Data about app and page elements:
----------------
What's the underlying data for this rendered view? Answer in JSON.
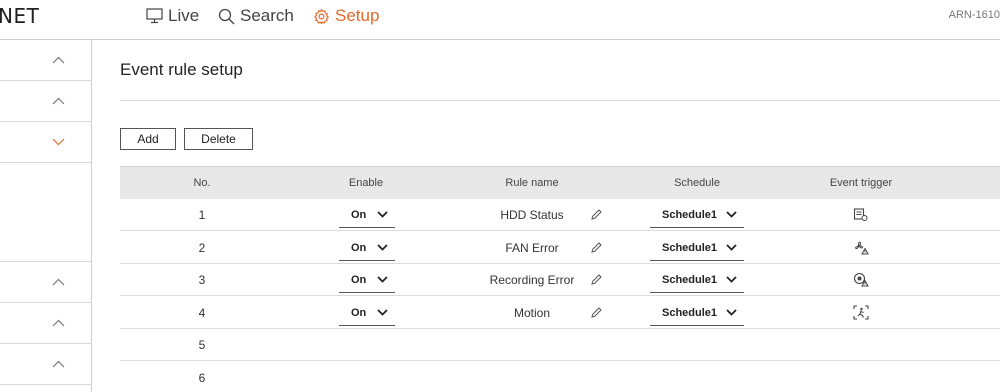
{
  "brand": {
    "logo_text": "NET"
  },
  "nav": {
    "live": "Live",
    "search": "Search",
    "setup": "Setup"
  },
  "model": "ARN-1610",
  "colors": {
    "accent": "#e6692c",
    "header_bg": "#e8e8e8"
  },
  "sidebar": {
    "rows": [
      {
        "chevron": "chevron-up-icon"
      },
      {
        "chevron": "chevron-up-icon"
      },
      {
        "chevron": "chevron-down-icon",
        "active": true
      },
      {
        "chevron": "none"
      },
      {
        "chevron": "chevron-up-icon"
      },
      {
        "chevron": "chevron-up-icon"
      },
      {
        "chevron": "chevron-up-icon"
      }
    ]
  },
  "page": {
    "title": "Event rule setup",
    "add_label": "Add",
    "delete_label": "Delete"
  },
  "table": {
    "headers": {
      "no": "No.",
      "enable": "Enable",
      "rule_name": "Rule name",
      "schedule": "Schedule",
      "event_trigger": "Event trigger"
    },
    "rows": [
      {
        "no": "1",
        "enable": "On",
        "rule_name": "HDD Status",
        "schedule": "Schedule1",
        "trigger_icon": "hdd-status-icon"
      },
      {
        "no": "2",
        "enable": "On",
        "rule_name": "FAN Error",
        "schedule": "Schedule1",
        "trigger_icon": "fan-error-icon"
      },
      {
        "no": "3",
        "enable": "On",
        "rule_name": "Recording Error",
        "schedule": "Schedule1",
        "trigger_icon": "recording-error-icon"
      },
      {
        "no": "4",
        "enable": "On",
        "rule_name": "Motion",
        "schedule": "Schedule1",
        "trigger_icon": "motion-icon"
      },
      {
        "no": "5"
      },
      {
        "no": "6"
      }
    ]
  }
}
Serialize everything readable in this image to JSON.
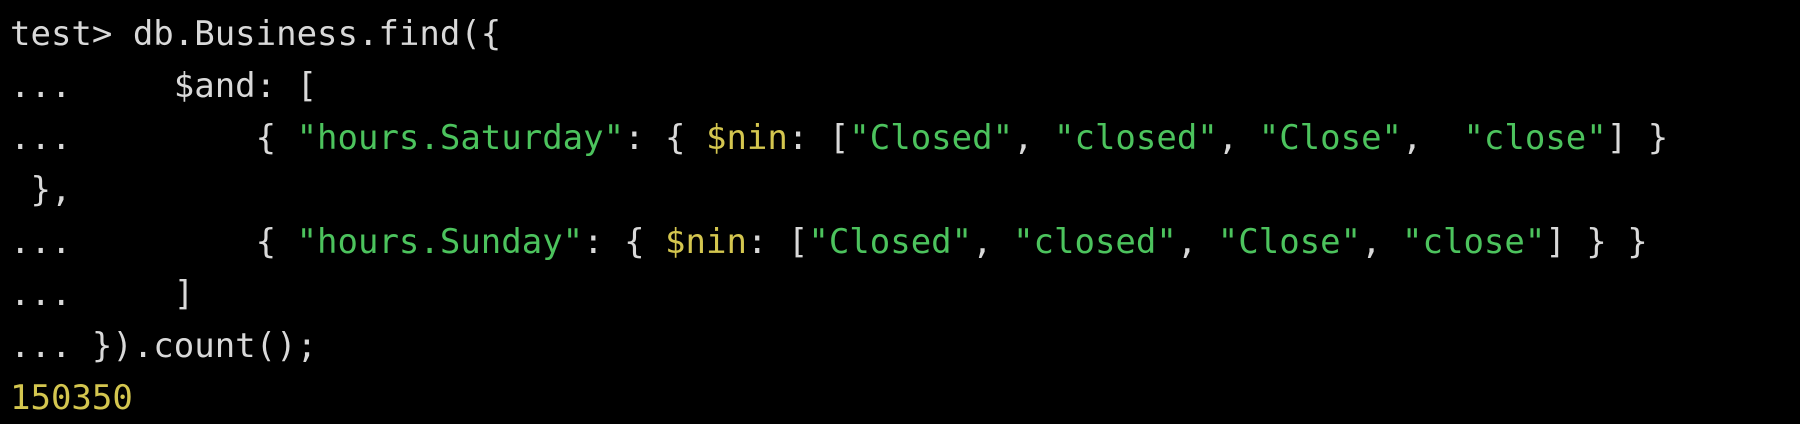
{
  "terminal": {
    "lines": [
      [
        {
          "text": "test> db.Business.find({",
          "style": "default"
        }
      ],
      [
        {
          "text": "...     $and: [",
          "style": "default"
        }
      ],
      [
        {
          "text": "...         { ",
          "style": "default"
        },
        {
          "text": "\"hours.Saturday\"",
          "style": "string"
        },
        {
          "text": ": { ",
          "style": "default"
        },
        {
          "text": "$nin",
          "style": "op"
        },
        {
          "text": ": [",
          "style": "default"
        },
        {
          "text": "\"Closed\"",
          "style": "string"
        },
        {
          "text": ", ",
          "style": "default"
        },
        {
          "text": "\"closed\"",
          "style": "string"
        },
        {
          "text": ", ",
          "style": "default"
        },
        {
          "text": "\"Close\"",
          "style": "string"
        },
        {
          "text": ",  ",
          "style": "default"
        },
        {
          "text": "\"close\"",
          "style": "string"
        },
        {
          "text": "] }",
          "style": "default"
        }
      ],
      [
        {
          "text": " },",
          "style": "default"
        }
      ],
      [
        {
          "text": "...         { ",
          "style": "default"
        },
        {
          "text": "\"hours.Sunday\"",
          "style": "string"
        },
        {
          "text": ": { ",
          "style": "default"
        },
        {
          "text": "$nin",
          "style": "op"
        },
        {
          "text": ": [",
          "style": "default"
        },
        {
          "text": "\"Closed\"",
          "style": "string"
        },
        {
          "text": ", ",
          "style": "default"
        },
        {
          "text": "\"closed\"",
          "style": "string"
        },
        {
          "text": ", ",
          "style": "default"
        },
        {
          "text": "\"Close\"",
          "style": "string"
        },
        {
          "text": ", ",
          "style": "default"
        },
        {
          "text": "\"close\"",
          "style": "string"
        },
        {
          "text": "] } }",
          "style": "default"
        }
      ],
      [
        {
          "text": "...     ]",
          "style": "default"
        }
      ],
      [
        {
          "text": "... }).count();",
          "style": "default"
        }
      ],
      [
        {
          "text": "150350",
          "style": "result"
        }
      ]
    ]
  },
  "colors": {
    "background": "#000000",
    "default_text": "#d9d9d9",
    "string": "#4cc35d",
    "operator": "#d4c64f",
    "result": "#d4c64f"
  }
}
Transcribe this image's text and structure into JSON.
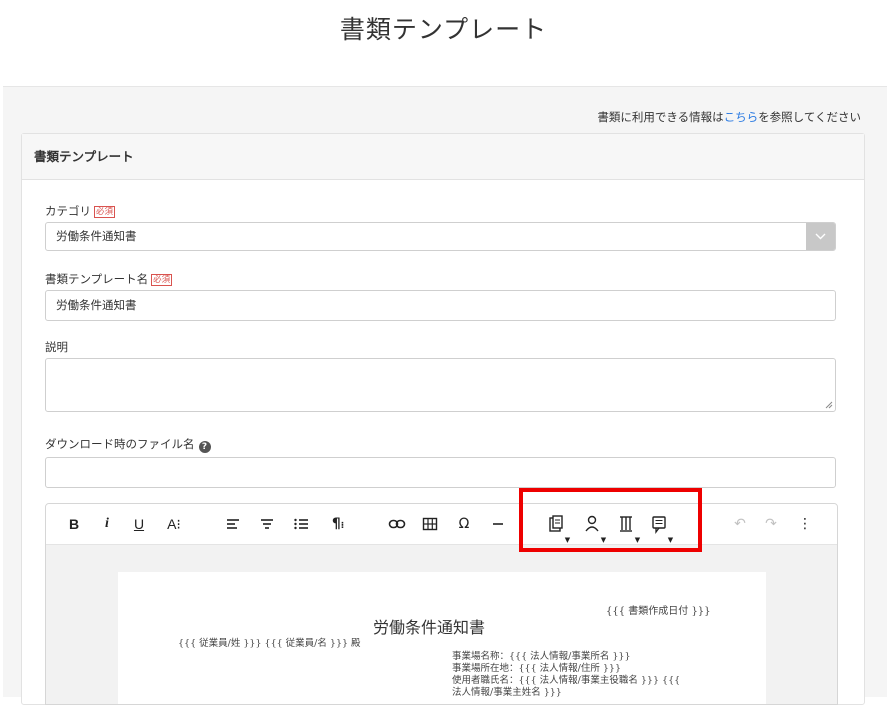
{
  "page": {
    "title": "書類テンプレート"
  },
  "info": {
    "prefix": "書類に利用できる情報は",
    "link": "こちら",
    "suffix": "を参照してください"
  },
  "card": {
    "title": "書類テンプレート"
  },
  "form": {
    "required_badge": "必須",
    "category": {
      "label": "カテゴリ",
      "value": "労働条件通知書"
    },
    "template_name": {
      "label": "書類テンプレート名",
      "value": "労働条件通知書"
    },
    "description": {
      "label": "説明",
      "value": ""
    },
    "download_filename": {
      "label": "ダウンロード時のファイル名",
      "value": ""
    }
  },
  "toolbar": {
    "bold": "B",
    "italic": "i",
    "underline": "U",
    "font_size": "A⁝",
    "align": "☰",
    "undo": "↶",
    "redo": "↷",
    "more": "⋮"
  },
  "document": {
    "date": "{{{ 書類作成日付 }}}",
    "title": "労働条件通知書",
    "addressee": "{{{ 従業員/姓 }}}  {{{ 従業員/名 }}}  殿",
    "lines": [
      "事業場名称：{{{ 法人情報/事業所名 }}}",
      "事業場所在地：{{{ 法人情報/住所 }}}",
      "使用者職氏名：{{{ 法人情報/事業主役職名 }}} {{{",
      "法人情報/事業主姓名 }}}"
    ]
  },
  "colors": {
    "link": "#2a7ae2",
    "required": "#d9534f",
    "highlight": "#ee0000"
  }
}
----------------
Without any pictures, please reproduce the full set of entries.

EXERCISE RESULT:
What's the underlying data for this rendered view? Answer in JSON.
{
  "brand": {
    "logo_text": "NET"
  },
  "nav": {
    "live": "Live",
    "search": "Search",
    "setup": "Setup"
  },
  "model": "ARN-1610",
  "colors": {
    "accent": "#e6692c",
    "header_bg": "#e8e8e8"
  },
  "sidebar": {
    "rows": [
      {
        "chevron": "chevron-up-icon"
      },
      {
        "chevron": "chevron-up-icon"
      },
      {
        "chevron": "chevron-down-icon",
        "active": true
      },
      {
        "chevron": "none"
      },
      {
        "chevron": "chevron-up-icon"
      },
      {
        "chevron": "chevron-up-icon"
      },
      {
        "chevron": "chevron-up-icon"
      }
    ]
  },
  "page": {
    "title": "Event rule setup",
    "add_label": "Add",
    "delete_label": "Delete"
  },
  "table": {
    "headers": {
      "no": "No.",
      "enable": "Enable",
      "rule_name": "Rule name",
      "schedule": "Schedule",
      "event_trigger": "Event trigger"
    },
    "rows": [
      {
        "no": "1",
        "enable": "On",
        "rule_name": "HDD Status",
        "schedule": "Schedule1",
        "trigger_icon": "hdd-status-icon"
      },
      {
        "no": "2",
        "enable": "On",
        "rule_name": "FAN Error",
        "schedule": "Schedule1",
        "trigger_icon": "fan-error-icon"
      },
      {
        "no": "3",
        "enable": "On",
        "rule_name": "Recording Error",
        "schedule": "Schedule1",
        "trigger_icon": "recording-error-icon"
      },
      {
        "no": "4",
        "enable": "On",
        "rule_name": "Motion",
        "schedule": "Schedule1",
        "trigger_icon": "motion-icon"
      },
      {
        "no": "5"
      },
      {
        "no": "6"
      }
    ]
  }
}
Serialize everything readable in this image to JSON.
{
  "terminal": {
    "lines": [
      [
        {
          "text": "test> db.Business.find({",
          "style": "default"
        }
      ],
      [
        {
          "text": "...     $and: [",
          "style": "default"
        }
      ],
      [
        {
          "text": "...         { ",
          "style": "default"
        },
        {
          "text": "\"hours.Saturday\"",
          "style": "string"
        },
        {
          "text": ": { ",
          "style": "default"
        },
        {
          "text": "$nin",
          "style": "op"
        },
        {
          "text": ": [",
          "style": "default"
        },
        {
          "text": "\"Closed\"",
          "style": "string"
        },
        {
          "text": ", ",
          "style": "default"
        },
        {
          "text": "\"closed\"",
          "style": "string"
        },
        {
          "text": ", ",
          "style": "default"
        },
        {
          "text": "\"Close\"",
          "style": "string"
        },
        {
          "text": ",  ",
          "style": "default"
        },
        {
          "text": "\"close\"",
          "style": "string"
        },
        {
          "text": "] }",
          "style": "default"
        }
      ],
      [
        {
          "text": " },",
          "style": "default"
        }
      ],
      [
        {
          "text": "...         { ",
          "style": "default"
        },
        {
          "text": "\"hours.Sunday\"",
          "style": "string"
        },
        {
          "text": ": { ",
          "style": "default"
        },
        {
          "text": "$nin",
          "style": "op"
        },
        {
          "text": ": [",
          "style": "default"
        },
        {
          "text": "\"Closed\"",
          "style": "string"
        },
        {
          "text": ", ",
          "style": "default"
        },
        {
          "text": "\"closed\"",
          "style": "string"
        },
        {
          "text": ", ",
          "style": "default"
        },
        {
          "text": "\"Close\"",
          "style": "string"
        },
        {
          "text": ", ",
          "style": "default"
        },
        {
          "text": "\"close\"",
          "style": "string"
        },
        {
          "text": "] } }",
          "style": "default"
        }
      ],
      [
        {
          "text": "...     ]",
          "style": "default"
        }
      ],
      [
        {
          "text": "... }).count();",
          "style": "default"
        }
      ],
      [
        {
          "text": "150350",
          "style": "result"
        }
      ]
    ]
  },
  "colors": {
    "background": "#000000",
    "default_text": "#d9d9d9",
    "string": "#4cc35d",
    "operator": "#d4c64f",
    "result": "#d4c64f"
  }
}
Transcribe this image's text and structure into JSON.
{
  "page": {
    "title": "書類テンプレート"
  },
  "info": {
    "prefix": "書類に利用できる情報は",
    "link": "こちら",
    "suffix": "を参照してください"
  },
  "card": {
    "title": "書類テンプレート"
  },
  "form": {
    "required_badge": "必須",
    "category": {
      "label": "カテゴリ",
      "value": "労働条件通知書"
    },
    "template_name": {
      "label": "書類テンプレート名",
      "value": "労働条件通知書"
    },
    "description": {
      "label": "説明",
      "value": ""
    },
    "download_filename": {
      "label": "ダウンロード時のファイル名",
      "value": ""
    }
  },
  "toolbar": {
    "bold": "B",
    "italic": "i",
    "underline": "U",
    "font_size": "A⁝",
    "align": "☰",
    "undo": "↶",
    "redo": "↷",
    "more": "⋮"
  },
  "document": {
    "date": "{{{ 書類作成日付 }}}",
    "title": "労働条件通知書",
    "addressee": "{{{ 従業員/姓 }}}  {{{ 従業員/名 }}}  殿",
    "lines": [
      "事業場名称：{{{ 法人情報/事業所名 }}}",
      "事業場所在地：{{{ 法人情報/住所 }}}",
      "使用者職氏名：{{{ 法人情報/事業主役職名 }}} {{{",
      "法人情報/事業主姓名 }}}"
    ]
  },
  "colors": {
    "link": "#2a7ae2",
    "required": "#d9534f",
    "highlight": "#ee0000"
  }
}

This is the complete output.